OTTAWA - The Supreme Court of Canada has agreed to hear a life-support case that pits the wishes of a family of a man in a coma against the medical advice of his doctors.
The case is an appeal of a lower-court ruling that said physicians must get approval from a provincial medical board to disconnect Hassan Rasouli from a ventilator.
That ruling gave the Ontario Consent and Capacity Board the final say in taking the 59-year-old off life support.
Rasouli, a retired engineer originally from Iran, became comatose after developing bacterial meningitis following brain surgery in October 2010.
Parichehr Salasel, Rasouli's wife and substitute decision-maker, opposes the bid to remove the ventilator, saying he can still recover and that ending life support would be against his religious beliefs.
As usual, the Supreme Court gave no reasons for its decision to hear the case.
Under Ontario's Health Care Consent Act patient consent must be obtained for all treatment, and doctors can apply for a consent board decision in the case of a dispute with substitute decision makers over care decisions.
Rasouli's doctors wanted to transfer him to a palliative care plan, which would require consent.
But the Court of Appeal for Ontario ruled that since removing Rasouli's ventilator and starting a palliative program are "integrally linked," the physicians would need Salasel's consent or seek a consent board decision in order to end the life-sustaining care.

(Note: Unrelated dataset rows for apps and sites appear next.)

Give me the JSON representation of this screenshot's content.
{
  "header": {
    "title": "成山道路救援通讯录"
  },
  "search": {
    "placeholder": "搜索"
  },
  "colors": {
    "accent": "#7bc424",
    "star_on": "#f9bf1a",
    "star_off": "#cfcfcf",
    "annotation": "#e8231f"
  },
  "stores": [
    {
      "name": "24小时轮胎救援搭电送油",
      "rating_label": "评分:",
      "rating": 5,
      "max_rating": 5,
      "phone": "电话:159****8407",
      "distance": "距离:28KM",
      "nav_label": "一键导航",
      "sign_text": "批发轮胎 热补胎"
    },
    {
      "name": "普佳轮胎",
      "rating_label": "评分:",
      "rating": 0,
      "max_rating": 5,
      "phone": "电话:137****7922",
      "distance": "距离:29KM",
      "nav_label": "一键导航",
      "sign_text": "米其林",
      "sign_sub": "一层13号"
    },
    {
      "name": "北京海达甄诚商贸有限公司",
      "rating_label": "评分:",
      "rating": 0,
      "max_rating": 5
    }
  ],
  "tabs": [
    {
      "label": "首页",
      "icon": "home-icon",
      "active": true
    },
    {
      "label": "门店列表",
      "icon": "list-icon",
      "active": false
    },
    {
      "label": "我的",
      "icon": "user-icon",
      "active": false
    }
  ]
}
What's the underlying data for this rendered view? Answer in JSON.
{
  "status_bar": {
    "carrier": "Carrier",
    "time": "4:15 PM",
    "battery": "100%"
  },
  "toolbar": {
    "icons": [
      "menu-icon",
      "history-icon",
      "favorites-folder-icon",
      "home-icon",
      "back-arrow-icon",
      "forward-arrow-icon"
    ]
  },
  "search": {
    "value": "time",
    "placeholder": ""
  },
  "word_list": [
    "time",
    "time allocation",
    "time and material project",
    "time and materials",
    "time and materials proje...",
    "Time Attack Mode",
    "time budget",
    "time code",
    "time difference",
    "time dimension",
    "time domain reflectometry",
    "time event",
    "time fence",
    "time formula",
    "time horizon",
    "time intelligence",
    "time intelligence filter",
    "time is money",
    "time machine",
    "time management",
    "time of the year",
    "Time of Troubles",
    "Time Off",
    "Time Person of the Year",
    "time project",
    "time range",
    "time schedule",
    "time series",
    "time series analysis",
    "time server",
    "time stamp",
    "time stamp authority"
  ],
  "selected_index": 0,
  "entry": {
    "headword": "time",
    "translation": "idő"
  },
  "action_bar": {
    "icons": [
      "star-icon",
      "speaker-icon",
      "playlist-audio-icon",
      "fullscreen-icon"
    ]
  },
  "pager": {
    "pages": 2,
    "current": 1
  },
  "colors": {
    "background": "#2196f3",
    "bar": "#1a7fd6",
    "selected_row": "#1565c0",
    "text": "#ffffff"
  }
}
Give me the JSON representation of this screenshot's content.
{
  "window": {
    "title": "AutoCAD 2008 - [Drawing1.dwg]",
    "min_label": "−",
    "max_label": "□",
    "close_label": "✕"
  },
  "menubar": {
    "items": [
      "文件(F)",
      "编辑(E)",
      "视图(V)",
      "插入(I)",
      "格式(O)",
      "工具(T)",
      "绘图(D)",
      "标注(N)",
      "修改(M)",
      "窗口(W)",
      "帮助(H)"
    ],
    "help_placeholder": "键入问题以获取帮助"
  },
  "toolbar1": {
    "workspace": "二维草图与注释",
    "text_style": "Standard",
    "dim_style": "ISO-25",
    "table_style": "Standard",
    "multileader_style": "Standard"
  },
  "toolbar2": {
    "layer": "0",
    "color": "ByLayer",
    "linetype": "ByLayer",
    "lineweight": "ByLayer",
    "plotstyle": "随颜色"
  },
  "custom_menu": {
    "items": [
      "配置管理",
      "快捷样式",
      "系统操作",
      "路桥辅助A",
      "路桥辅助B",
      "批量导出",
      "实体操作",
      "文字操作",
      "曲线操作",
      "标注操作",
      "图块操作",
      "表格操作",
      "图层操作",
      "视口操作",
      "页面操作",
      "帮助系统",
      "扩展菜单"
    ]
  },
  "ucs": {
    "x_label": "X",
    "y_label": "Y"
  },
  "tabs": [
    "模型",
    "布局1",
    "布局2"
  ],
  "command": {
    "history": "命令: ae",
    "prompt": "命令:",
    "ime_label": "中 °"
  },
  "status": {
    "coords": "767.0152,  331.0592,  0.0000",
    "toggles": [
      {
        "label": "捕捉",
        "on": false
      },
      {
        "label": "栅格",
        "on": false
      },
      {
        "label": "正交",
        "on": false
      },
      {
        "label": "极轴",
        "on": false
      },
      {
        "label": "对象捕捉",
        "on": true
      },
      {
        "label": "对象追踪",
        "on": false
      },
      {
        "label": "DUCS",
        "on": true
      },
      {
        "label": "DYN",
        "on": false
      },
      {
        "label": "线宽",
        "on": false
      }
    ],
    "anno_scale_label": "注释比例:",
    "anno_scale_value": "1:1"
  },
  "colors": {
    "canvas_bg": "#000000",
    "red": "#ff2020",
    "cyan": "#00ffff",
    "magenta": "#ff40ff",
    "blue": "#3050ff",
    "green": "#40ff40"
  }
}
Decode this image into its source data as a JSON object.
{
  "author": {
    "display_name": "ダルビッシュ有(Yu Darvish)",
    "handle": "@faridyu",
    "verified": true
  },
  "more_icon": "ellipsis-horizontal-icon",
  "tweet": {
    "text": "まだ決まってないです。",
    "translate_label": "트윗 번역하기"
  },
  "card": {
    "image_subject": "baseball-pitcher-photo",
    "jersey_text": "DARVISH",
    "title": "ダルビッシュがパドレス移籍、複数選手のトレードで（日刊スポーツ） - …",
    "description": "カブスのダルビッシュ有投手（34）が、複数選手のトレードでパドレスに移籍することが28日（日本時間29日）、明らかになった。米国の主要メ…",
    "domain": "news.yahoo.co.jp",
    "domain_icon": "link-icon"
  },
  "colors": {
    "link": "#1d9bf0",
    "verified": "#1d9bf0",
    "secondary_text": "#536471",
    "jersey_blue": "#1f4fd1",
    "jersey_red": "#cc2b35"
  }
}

The three-judge panel's ruling distinguished between Rasouli's case and other situations where patients do not face imminent death if treatment is withdrawn.